Climate risks may lead to credit rating downgrades for one-fifth of global companies by 2035, according to a new report from Fitch Ratings.
Citing its new climate vulnerability scoring metric, the rating agency said that only about 2% of global companies are expected to face elevated climate risk scores by 2025, signalling a material threat of a downgrade. But that share rises to almost 20% by 2035.
Firms with elevated climate vulnerability risk scores are considered at risk of a rating downgrade due to their exposure to a rapid transition to a low-carbon economy between 2025 and 2050.
“The most prominent drivers of transition risks are the decline in oil use after 2025 or 2030, depending on the region, the decline in natural gas usage, the gradual phase-out of coal (although also with large variations across regions), a strong push for emissions reduction in heavy industry and buildings, and a rapid phase-out of internal combustion engine vehicles in key markets,” Fitch explained.
The sectors with the largest proportion of companies at an elevated risk are oil and gas producers, pipelines and midstream energy companies, it noted, with companies in these sectors accounting for almost half of the issuers with elevated climate risk.

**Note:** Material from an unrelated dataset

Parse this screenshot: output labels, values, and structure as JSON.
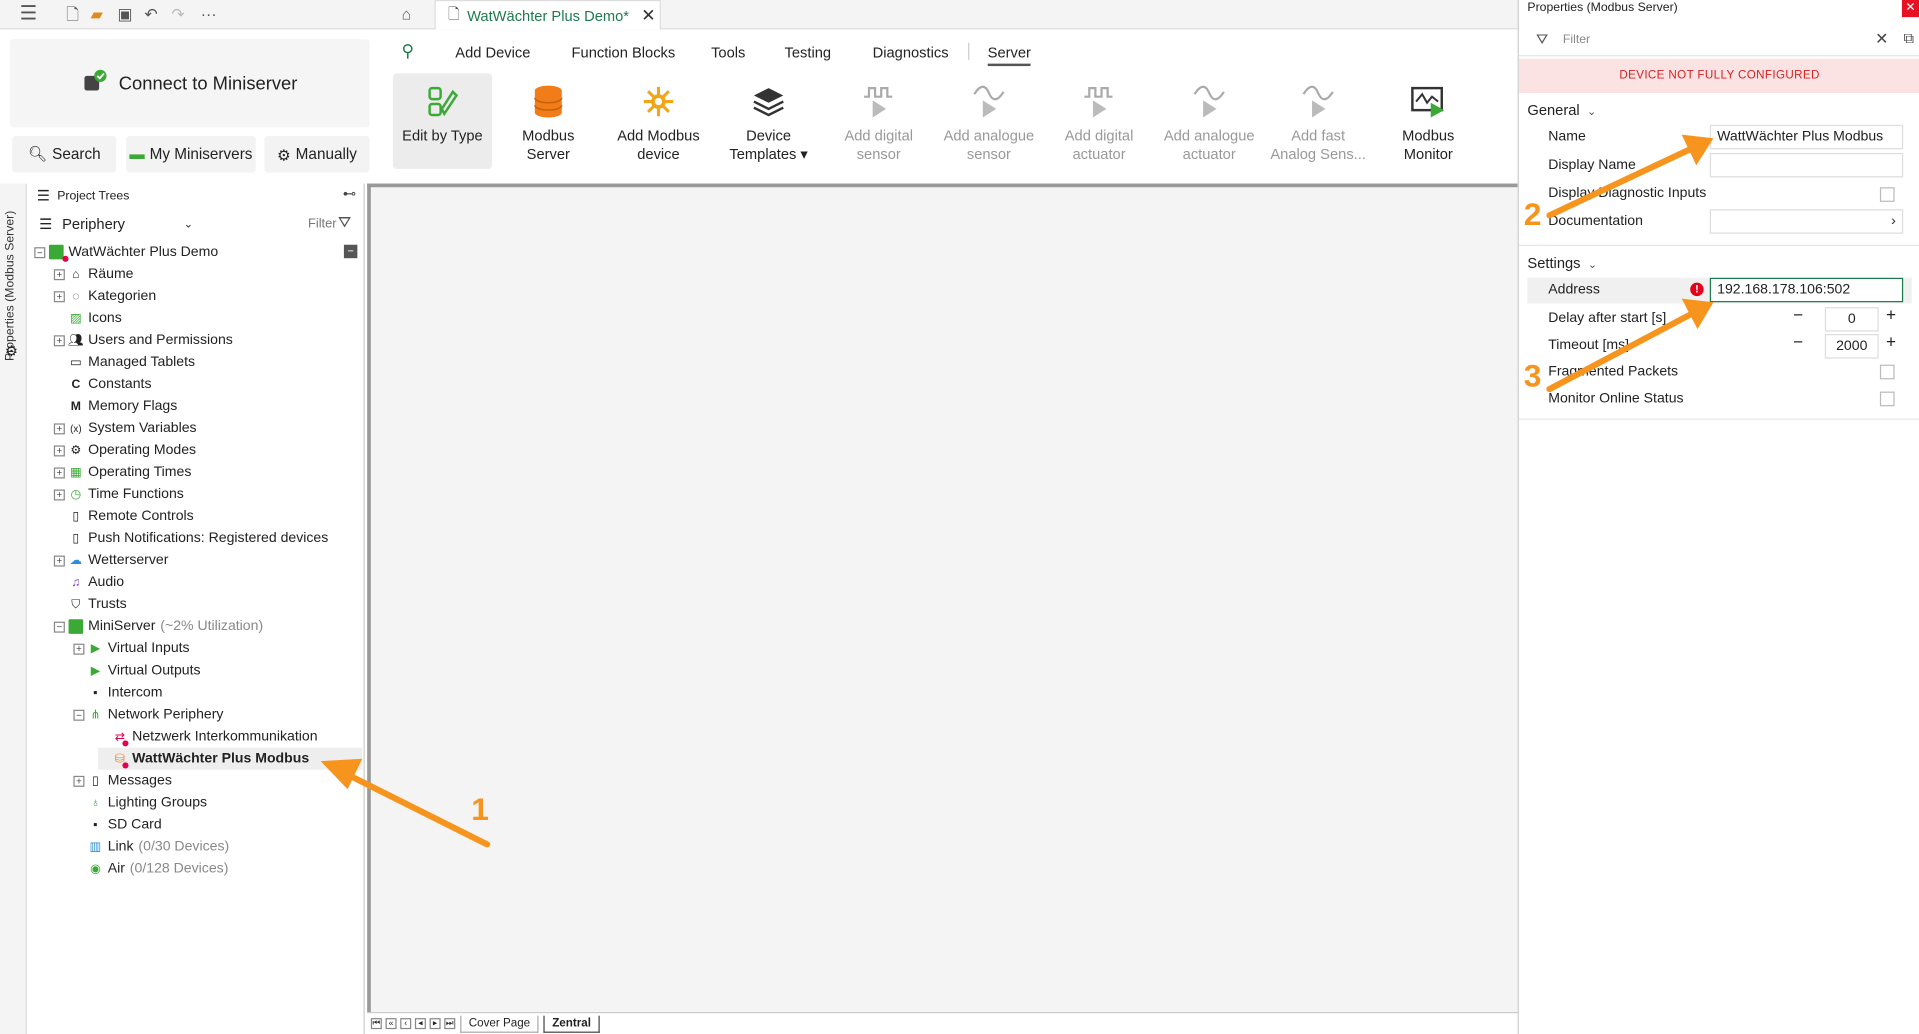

Companies that fall just below the threshold of “elevated” risk are also potentially vulnerable to downgrade, Fitch said, as these companies “have business models that will need to adapt, sometimes through big capital investments,” to address their transition risks. This includes airlines and building materials companies, it said.